Ortiz has been working to ban distracted driving since 1996. The Assemblyman has previously warned “The penalties that are currently in place do not properly impress the severity of the dangers caused by using a cell phone while driving.” The Secretary of Transportation Ray LaHood also stated: “Texting while driving, like talking while driving, is an extremely dangerous and life-threatening practice.”

According to the NHTSA, nearly 6,000 people died in 2008 in crashes involving a distracted or inattentive driver while more than half a million were injured. Ortiz feels that New York State can prevent future crash related injuries and deaths with the passage of his legislation (A.2453). The Assemblyman has been pushing for more severe penalties to cell phone wielding drivers hoping that this would deter them from violating current laws.

“The proposed legislation, prepared by NHTSA, is a great model for all states to follow, and will go a long way in creating safer roads throughout the United Sates. Each year more and more people are seriously injured or killed on our highways because of the recklessness of inattentive drivers. We have a responsibility to our constituents to put an end to such senseless accidents and to keep our highways safe. We can do this by enacting and enforcing strict laws that ban talking and texting while driving”, said Ortiz.
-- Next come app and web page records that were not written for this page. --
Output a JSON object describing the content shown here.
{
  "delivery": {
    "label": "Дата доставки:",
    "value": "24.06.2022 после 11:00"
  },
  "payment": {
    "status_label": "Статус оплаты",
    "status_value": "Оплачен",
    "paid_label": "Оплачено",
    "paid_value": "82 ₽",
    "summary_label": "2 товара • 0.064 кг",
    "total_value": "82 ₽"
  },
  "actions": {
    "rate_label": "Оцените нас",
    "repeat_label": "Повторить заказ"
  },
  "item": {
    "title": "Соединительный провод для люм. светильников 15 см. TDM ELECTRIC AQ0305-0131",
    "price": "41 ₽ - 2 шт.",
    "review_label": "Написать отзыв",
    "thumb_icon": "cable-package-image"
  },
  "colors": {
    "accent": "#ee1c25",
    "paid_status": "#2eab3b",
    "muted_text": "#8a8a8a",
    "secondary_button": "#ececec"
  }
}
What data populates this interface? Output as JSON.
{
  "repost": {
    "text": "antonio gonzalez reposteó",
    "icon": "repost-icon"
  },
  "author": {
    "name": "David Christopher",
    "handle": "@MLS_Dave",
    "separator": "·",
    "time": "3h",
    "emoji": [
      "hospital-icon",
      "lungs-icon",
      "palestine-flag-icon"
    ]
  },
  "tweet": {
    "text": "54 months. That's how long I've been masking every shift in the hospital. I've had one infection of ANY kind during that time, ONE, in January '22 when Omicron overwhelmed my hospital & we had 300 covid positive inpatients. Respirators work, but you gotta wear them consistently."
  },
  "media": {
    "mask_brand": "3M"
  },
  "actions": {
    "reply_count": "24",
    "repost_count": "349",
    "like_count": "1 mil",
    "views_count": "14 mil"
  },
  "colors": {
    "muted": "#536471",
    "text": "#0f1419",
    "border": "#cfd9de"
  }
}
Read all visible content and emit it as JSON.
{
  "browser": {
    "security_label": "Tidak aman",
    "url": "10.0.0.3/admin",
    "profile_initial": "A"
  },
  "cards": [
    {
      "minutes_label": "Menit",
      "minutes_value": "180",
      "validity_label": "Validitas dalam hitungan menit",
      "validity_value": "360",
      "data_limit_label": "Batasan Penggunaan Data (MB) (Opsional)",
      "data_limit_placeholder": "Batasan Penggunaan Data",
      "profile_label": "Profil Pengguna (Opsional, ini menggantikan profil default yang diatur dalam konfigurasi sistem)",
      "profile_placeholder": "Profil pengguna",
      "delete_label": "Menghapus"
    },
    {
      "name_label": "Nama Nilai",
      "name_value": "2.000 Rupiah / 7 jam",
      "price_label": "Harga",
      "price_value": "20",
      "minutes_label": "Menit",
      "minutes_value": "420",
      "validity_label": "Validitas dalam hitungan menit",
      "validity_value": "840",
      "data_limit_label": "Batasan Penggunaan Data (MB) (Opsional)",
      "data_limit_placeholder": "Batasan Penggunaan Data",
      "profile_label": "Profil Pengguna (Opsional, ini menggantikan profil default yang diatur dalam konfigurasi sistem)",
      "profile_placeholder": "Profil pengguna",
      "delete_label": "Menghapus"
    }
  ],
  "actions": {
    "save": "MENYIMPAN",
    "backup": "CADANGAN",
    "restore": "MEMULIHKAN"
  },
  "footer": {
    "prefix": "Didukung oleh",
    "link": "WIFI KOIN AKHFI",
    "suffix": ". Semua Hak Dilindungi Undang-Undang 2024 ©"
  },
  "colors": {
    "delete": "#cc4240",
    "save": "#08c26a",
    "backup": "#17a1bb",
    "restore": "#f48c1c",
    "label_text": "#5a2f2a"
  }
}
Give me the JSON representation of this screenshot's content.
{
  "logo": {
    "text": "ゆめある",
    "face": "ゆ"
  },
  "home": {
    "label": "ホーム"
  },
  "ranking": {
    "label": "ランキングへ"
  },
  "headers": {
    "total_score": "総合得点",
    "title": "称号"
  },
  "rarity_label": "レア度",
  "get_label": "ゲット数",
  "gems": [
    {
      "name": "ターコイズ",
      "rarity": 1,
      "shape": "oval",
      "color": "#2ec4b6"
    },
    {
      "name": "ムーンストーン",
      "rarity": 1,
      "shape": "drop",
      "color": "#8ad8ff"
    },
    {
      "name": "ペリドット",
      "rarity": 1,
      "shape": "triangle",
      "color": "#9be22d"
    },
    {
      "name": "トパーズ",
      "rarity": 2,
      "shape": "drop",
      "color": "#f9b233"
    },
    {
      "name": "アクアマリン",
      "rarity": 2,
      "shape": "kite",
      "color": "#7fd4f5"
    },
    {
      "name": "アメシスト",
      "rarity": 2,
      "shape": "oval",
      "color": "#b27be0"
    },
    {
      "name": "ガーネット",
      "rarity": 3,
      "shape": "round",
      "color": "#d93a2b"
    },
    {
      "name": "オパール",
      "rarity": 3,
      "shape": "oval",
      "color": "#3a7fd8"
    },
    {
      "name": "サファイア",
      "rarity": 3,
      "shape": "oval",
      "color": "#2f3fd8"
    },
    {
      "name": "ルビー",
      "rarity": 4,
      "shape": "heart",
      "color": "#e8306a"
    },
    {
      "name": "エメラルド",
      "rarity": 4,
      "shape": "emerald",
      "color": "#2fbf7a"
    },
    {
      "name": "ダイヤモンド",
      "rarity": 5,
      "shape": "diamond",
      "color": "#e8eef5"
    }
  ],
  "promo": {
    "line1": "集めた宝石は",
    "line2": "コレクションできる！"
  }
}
Jonas Bronck is the pseudonym under which we publish and manage the content and operations of The Bronx Daily.™ | - the largest daily news publication in the borough of "the" Bronx with over 1.5 million annual readers. Publishing under the alias Jonas Bronck is our humble way of paying tribute to the person, whose name lives on in the name of our beloved borough.